Data for the task Start Marker

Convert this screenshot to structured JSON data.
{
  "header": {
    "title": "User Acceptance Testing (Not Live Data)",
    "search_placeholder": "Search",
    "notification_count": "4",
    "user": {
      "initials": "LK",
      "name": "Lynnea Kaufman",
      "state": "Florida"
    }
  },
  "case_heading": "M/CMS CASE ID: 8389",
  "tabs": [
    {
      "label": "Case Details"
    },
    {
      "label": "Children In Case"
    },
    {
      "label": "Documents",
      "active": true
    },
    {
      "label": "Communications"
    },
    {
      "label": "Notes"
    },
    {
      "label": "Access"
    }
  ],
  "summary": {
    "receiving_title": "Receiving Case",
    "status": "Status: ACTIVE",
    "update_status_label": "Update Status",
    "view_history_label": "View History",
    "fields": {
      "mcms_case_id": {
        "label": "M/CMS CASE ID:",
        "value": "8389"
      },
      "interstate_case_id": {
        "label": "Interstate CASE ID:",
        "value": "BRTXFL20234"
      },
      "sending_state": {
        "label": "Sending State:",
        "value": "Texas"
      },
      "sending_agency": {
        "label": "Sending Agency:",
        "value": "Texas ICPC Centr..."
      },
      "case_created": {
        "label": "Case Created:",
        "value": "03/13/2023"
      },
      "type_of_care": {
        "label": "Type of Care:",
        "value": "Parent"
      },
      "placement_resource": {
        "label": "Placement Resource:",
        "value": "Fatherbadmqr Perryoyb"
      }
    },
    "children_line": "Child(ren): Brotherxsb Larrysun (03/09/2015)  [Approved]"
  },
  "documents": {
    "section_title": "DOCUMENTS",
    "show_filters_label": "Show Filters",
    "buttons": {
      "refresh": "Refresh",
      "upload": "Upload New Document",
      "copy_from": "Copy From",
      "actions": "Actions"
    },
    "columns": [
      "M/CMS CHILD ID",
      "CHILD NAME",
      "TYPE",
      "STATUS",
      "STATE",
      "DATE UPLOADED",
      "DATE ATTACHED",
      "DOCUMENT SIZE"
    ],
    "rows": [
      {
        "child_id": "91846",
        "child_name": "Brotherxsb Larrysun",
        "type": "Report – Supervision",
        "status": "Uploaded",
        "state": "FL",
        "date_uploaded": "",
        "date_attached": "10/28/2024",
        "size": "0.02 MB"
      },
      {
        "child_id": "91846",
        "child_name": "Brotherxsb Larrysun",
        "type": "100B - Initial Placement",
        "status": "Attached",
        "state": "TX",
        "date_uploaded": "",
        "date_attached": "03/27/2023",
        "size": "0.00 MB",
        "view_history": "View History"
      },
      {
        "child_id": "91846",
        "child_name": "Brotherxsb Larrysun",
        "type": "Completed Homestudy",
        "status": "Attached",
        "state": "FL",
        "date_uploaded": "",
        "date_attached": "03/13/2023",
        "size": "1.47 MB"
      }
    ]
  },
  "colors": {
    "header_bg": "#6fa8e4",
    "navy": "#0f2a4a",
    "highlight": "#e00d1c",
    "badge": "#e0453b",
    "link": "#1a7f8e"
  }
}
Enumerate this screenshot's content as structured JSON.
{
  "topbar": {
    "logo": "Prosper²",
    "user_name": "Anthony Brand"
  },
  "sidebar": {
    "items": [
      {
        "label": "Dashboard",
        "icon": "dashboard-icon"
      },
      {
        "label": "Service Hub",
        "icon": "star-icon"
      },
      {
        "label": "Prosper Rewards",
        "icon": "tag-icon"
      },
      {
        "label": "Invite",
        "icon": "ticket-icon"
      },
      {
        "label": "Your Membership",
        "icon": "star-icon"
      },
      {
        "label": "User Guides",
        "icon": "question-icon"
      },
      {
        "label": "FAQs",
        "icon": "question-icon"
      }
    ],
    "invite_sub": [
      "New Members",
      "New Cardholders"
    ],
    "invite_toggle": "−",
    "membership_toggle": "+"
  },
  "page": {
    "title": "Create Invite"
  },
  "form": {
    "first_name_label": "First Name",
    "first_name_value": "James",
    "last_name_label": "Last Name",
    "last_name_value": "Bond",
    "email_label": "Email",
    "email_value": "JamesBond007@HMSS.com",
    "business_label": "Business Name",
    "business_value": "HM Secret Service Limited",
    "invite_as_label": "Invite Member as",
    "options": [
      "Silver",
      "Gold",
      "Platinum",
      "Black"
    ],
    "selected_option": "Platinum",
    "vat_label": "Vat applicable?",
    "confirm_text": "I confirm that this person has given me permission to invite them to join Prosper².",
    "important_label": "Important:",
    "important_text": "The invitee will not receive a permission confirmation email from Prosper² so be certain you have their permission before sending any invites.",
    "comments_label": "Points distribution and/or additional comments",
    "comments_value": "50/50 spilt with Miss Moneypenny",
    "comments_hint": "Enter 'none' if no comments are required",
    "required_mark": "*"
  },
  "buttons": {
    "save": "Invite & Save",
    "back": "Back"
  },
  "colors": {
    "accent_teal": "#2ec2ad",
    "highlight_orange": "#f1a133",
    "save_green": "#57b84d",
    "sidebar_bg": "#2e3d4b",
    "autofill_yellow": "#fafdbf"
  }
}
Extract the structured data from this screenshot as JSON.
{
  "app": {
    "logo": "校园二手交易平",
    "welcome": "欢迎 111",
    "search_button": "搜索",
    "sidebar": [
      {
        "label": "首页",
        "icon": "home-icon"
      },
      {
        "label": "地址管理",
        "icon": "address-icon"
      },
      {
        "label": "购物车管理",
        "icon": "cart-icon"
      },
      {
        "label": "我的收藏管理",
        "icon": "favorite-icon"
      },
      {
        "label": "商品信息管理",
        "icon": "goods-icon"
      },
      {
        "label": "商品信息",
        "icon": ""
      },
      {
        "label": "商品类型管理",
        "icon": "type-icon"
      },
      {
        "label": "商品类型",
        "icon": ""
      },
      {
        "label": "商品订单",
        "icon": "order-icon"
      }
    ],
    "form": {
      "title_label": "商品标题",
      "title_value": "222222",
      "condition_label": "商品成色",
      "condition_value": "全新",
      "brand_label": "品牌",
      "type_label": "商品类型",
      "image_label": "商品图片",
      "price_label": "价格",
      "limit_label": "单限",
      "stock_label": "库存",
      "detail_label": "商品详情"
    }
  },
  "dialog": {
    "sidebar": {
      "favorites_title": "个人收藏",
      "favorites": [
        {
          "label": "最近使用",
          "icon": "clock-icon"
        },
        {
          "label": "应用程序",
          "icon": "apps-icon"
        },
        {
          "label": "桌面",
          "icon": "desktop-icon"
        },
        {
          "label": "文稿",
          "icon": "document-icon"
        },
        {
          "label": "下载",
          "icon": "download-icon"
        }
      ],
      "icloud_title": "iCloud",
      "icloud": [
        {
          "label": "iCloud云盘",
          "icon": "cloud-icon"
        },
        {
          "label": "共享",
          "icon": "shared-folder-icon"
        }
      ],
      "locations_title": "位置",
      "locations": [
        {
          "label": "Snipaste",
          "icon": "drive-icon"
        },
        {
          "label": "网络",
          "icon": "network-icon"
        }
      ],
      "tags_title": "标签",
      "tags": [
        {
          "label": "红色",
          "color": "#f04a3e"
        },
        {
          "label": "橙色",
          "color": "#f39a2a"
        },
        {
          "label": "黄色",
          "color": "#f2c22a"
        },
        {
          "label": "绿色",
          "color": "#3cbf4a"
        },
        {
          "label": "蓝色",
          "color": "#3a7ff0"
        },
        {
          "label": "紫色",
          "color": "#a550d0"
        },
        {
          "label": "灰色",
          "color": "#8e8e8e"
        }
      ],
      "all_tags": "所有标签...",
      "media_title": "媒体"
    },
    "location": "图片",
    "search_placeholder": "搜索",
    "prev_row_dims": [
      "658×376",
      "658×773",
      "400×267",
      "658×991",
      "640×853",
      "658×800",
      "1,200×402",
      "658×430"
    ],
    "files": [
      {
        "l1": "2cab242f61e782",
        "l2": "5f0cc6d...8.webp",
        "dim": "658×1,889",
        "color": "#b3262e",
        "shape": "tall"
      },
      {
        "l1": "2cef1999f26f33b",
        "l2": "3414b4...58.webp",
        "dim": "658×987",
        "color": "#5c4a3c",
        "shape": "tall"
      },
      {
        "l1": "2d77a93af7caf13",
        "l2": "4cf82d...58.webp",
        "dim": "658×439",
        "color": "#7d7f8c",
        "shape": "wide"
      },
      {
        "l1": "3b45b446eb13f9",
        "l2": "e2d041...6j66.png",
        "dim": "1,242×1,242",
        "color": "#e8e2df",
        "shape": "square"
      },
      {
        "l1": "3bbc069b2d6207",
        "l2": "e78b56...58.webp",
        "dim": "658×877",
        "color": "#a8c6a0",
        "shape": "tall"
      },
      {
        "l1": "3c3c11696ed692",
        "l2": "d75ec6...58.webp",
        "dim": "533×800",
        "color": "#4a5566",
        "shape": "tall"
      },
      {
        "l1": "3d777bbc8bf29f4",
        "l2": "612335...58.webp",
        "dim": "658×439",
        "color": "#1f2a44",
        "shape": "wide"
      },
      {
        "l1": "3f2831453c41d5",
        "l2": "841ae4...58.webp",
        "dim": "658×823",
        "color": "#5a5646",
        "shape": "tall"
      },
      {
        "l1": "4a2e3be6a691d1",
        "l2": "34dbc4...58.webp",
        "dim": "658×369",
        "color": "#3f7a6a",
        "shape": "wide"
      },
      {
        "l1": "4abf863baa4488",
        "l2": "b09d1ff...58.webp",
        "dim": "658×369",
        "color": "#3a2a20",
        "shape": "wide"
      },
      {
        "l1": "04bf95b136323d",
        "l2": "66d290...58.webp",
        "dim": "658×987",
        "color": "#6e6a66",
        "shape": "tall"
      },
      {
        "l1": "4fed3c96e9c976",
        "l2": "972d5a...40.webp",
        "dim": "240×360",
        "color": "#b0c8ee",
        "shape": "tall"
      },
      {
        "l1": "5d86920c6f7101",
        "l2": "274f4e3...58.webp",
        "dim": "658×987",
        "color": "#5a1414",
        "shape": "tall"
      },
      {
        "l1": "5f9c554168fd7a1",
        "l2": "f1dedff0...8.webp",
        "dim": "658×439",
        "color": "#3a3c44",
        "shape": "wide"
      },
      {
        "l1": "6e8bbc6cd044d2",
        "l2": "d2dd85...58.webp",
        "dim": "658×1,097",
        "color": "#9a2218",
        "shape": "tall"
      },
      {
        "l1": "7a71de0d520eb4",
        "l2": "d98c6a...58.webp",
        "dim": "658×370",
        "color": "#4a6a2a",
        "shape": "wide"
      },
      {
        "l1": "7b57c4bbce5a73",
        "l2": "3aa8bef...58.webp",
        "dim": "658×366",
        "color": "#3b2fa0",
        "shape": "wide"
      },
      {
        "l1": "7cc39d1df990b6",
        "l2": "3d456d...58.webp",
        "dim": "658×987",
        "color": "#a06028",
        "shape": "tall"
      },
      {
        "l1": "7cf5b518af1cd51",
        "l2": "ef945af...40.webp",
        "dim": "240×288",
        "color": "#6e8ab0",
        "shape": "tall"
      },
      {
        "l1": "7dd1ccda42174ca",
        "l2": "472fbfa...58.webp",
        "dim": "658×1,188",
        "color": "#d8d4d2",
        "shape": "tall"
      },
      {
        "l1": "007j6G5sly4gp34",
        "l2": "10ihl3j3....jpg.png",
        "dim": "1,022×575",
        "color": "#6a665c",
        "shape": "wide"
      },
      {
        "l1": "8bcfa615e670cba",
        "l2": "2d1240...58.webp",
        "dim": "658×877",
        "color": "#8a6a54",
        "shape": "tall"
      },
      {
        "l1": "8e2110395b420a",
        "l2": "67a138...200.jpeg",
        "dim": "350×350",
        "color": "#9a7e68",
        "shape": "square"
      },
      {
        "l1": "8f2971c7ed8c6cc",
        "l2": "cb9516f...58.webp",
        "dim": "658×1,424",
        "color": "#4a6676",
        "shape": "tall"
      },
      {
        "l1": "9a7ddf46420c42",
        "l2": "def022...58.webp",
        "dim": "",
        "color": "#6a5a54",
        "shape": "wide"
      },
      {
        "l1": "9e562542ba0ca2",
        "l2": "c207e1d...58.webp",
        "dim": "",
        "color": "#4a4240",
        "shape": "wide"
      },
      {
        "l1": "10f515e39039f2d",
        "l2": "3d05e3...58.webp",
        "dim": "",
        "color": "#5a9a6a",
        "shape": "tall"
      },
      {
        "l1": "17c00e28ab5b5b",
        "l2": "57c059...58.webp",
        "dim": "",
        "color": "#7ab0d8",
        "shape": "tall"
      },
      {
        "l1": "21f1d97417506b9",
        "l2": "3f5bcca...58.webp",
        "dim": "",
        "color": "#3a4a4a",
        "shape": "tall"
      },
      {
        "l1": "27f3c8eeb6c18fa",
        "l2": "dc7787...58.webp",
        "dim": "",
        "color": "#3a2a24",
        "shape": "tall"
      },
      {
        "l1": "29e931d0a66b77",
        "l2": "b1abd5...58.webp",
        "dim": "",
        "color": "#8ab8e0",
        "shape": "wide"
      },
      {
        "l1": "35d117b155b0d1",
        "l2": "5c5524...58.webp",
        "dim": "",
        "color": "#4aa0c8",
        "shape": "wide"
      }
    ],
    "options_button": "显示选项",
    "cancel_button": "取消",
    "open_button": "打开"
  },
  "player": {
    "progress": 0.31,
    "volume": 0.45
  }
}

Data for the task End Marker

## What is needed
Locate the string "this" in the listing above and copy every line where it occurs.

## Exercise output
Convert this screenshot to structured JSON data.
Enumerate this screenshot's content as structured JSON.
    "confirm_text": "I confirm that this person has given me permission to invite them to join Prosper².",
Extract the structured data from this screenshot as JSON.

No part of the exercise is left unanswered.